Self-test for Neurobiology of Appetite Regulation (Week 111)


Questions and Answers
  • 1. 
    The arcuate nucleus is located in the
    • A. 

      Amygdala

    • B. 

      Brainstem

    • C. 

      Frontal Cortex

    • D. 

      Hypothalamus

    • E. 

      Ventral Tegmental Area

  • 2. 
    Hyperphagia is
    • A. 

      Intake of calorie-rich foods

    • B. 

      Low appetite and mood

    • C. 

      Abnormally slow digestion

    • D. 

      Excessive food intake and hunger

    • E. 

      A giant man-eating virus. From outer space.

  • 3. 
    Which region of the hypothalamus, when lesioned, produces hyperphagia
    • A. 

      Arcuate nuclues

    • B. 

      Lateral

    • C. 

      Ventromedial

    • D. 

      Posterior

    • E. 

      Dorsomedial

  • 4. 
    Which region of the hypothalamus, when lesioned, produces a reduction in "setpoint".
    • A. 

      Arcuate nucleus

    • B. 

      Lateral

    • C. 

      Ventromedial

    • D. 

      Posterior

    • E. 

      Dorsomedial

  • 5. 
    Which of the following is an adipostat
    • A. 

      Choleocystokinin

    • B. 

      Ghrelin

    • C. 

      Insulin

    • D. 

      Leptin

    • E. 

      Serotonin

  • 6. 
    Which of the following is produced by the Ob gene on human chromosome 7
    • A. 

      Choleocystokinin

    • B. 

      Ghrelin

    • C. 

      Insulin

    • D. 

      Leptin

    • E. 

      Serotonin

  • 7. 
    A major source of leptin in the body
    • A. 

      Adipose tissue

    • B. 

      Amygdala

    • C. 

      Lateral hypothalamus

    • D. 

      Small intestine

    • E. 

      Ventromedial hypothalamus

  • 8. 
    In normal healthy individuals the amount of circulating leptin is directly proportional to
    • A. 

      Blood sugar
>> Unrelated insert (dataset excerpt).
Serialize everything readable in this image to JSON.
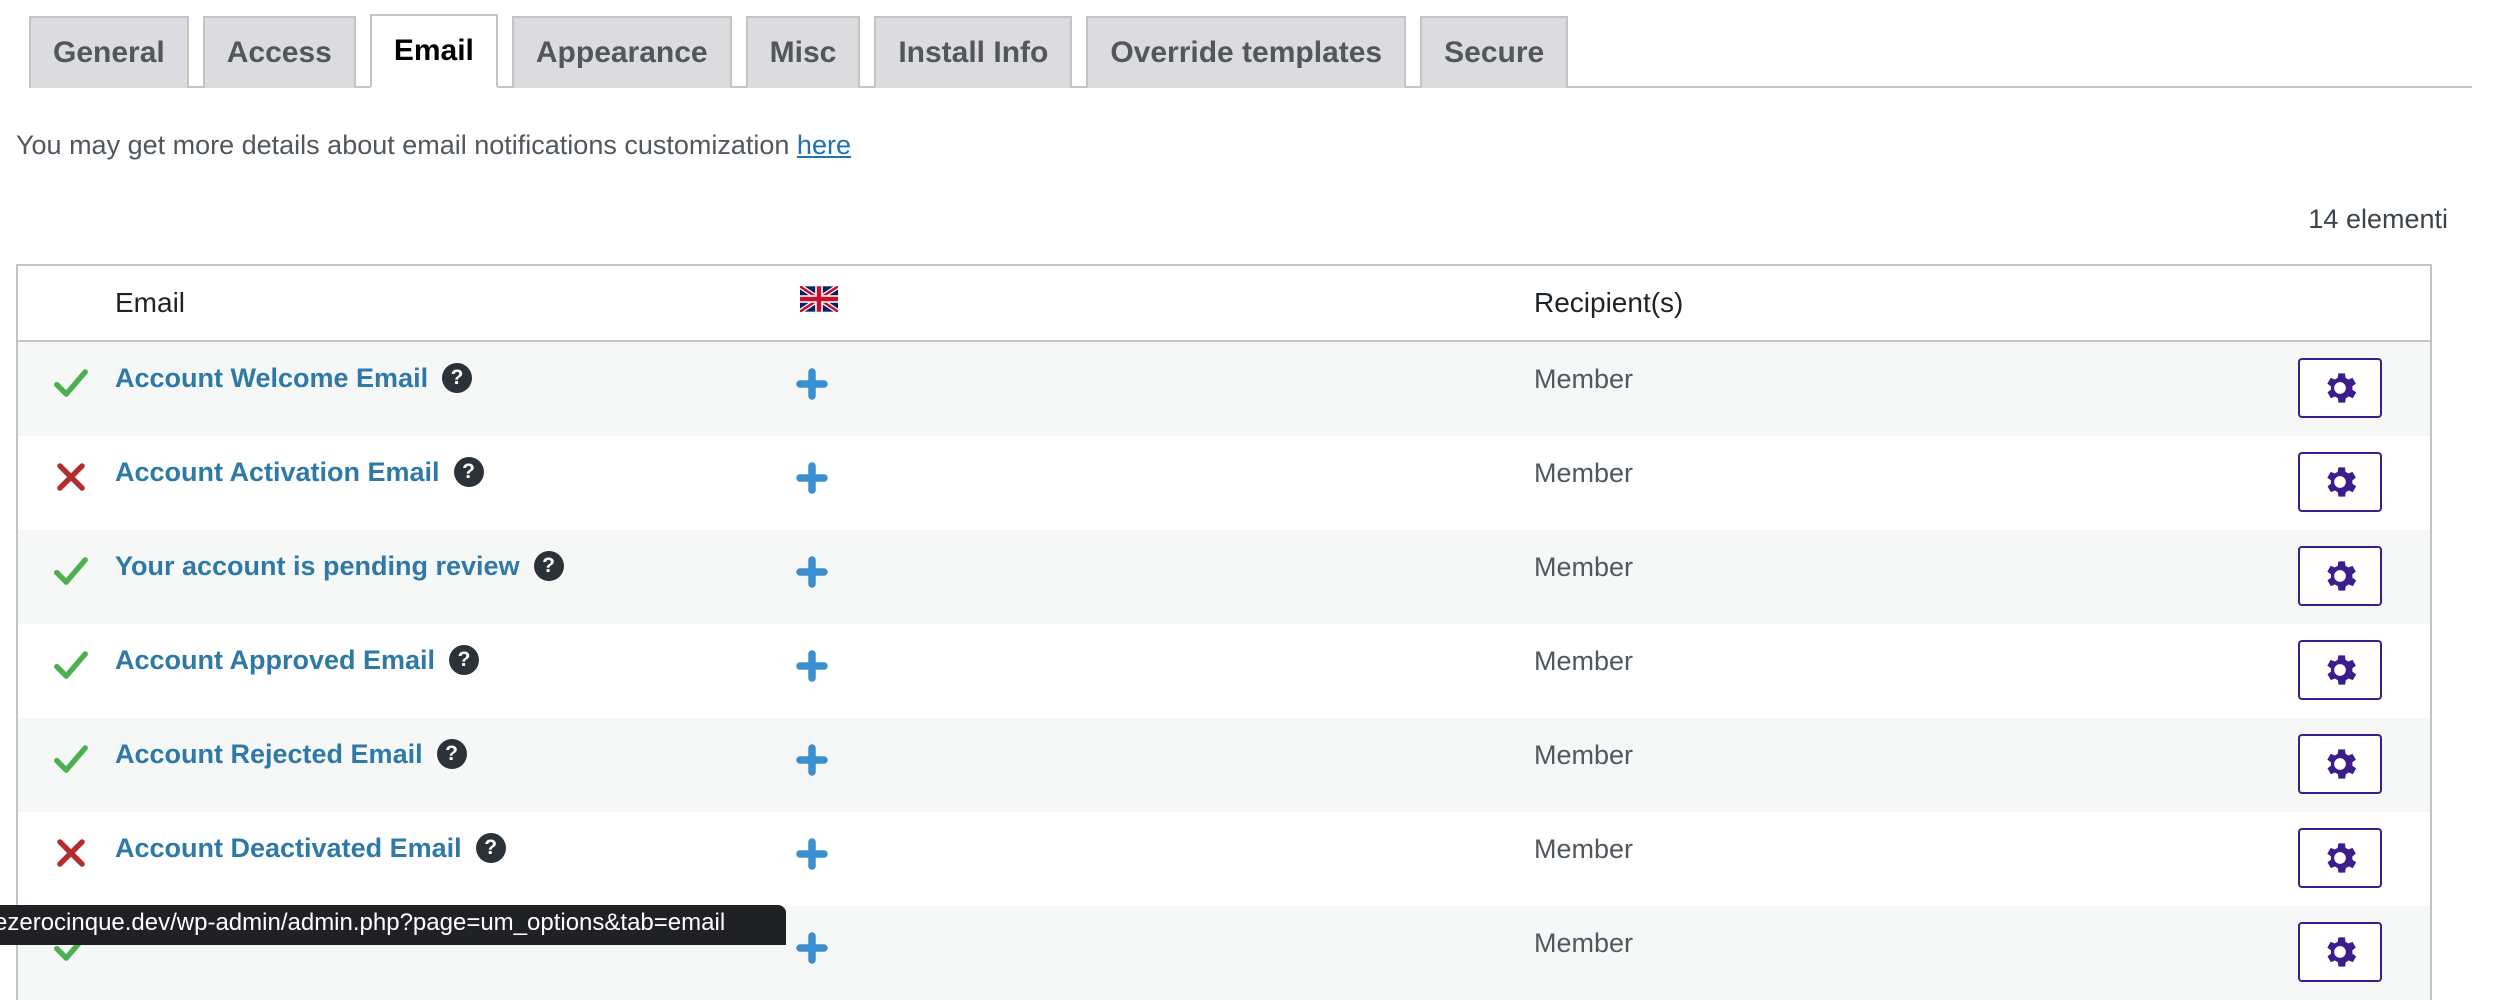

    • B. 

      Body fat

    • C. 

      Food intake

    • D. 

      Rate of digestion

    • E. 

      Satiety status

  • 9. 
    In most obese people, leptin levels are
    • A. 

      Zero

    • B. 

      Lower than normal (but some leptin is present)

    • C. 

      Normal

    • D. 

      Elevated

  • 10. 
    However, there are cases of obesity associated with very low leptin levels. What might a cause of that be?
    • A. 

      Autoimmunity against leptin

    • B. 

      Genetic deficiency

    • C. 

      Insufficient absorption of leptin precursors in the diet

    • D. 

      Insufficient intake of leptin precursors in the diet

    • E. 

      Hypermetabolism of leptin

  • 11. 
    Peptides which inhibit feeding are called
  • 12. 
    Examples of anorexigenic peptides
    • A. 

      Agouti-related peptide (AgRP)

    • B. 

      Alpha-melanocyte stimulating hormone (alpha-MSH)

    • C. 

      Cocaine and amphetamine related transcript (CART)

    • D. 

      Neuropeptide Y (NPY)

    • E. 

      Platelet Derived Growth Factor (PDGF)

  • 13. 
    Examples of orexigenic peptides
    • A. 

      Agouti related peptide (AgRP)

    • B. 

      Alpha-melanocyte stimulating hormone (alpha-MSH)

    • C. 

      Cocaine and Amphetamine Related Transcript

    • D. 

      Neuropeptide Y (NPY)

    • E. 

      Platelet Derived Growth Factor (PDGF)

  • 14. 
    The Melanocortin receptor 4 (MCR4) is activated by
    • A. 

      AgRP

    • B. 

      Alpha-MSH

    • C. 

      Ghrelin

    • D. 

      Leptin

    • E. 

      Serotonin

  • 15. 
    The melanocortin receptor 4 (MCR4) is blocked by
    • A. 

      AgRP

    • B. 

      Alpha-MSH

    • C. 

      Ghrelin

    • D. 

      Leptin

    • E. 

      Serotonin

  • 16. 
    Stimulation of the ? nerve causes satiety
  • 17. 
    The vagus nerve is activated by
    • A. 

      Chewing

    • B. 

      Choleocystokinin

    • C. 

      Leptin

    • D. 

      Propiomelanocortin

    • E. 

      Stomach distension

  • 18. 
    Ghrelin
    • A. 

      Levels rise before meals, fall after meals

    • B. 

      Levels rise after meals, fall before meals

    • C. 

      Levels are not directly affected by food

    • D. 

      Levels are reduced in obesity

    • E. 

      Levels are increased in obesity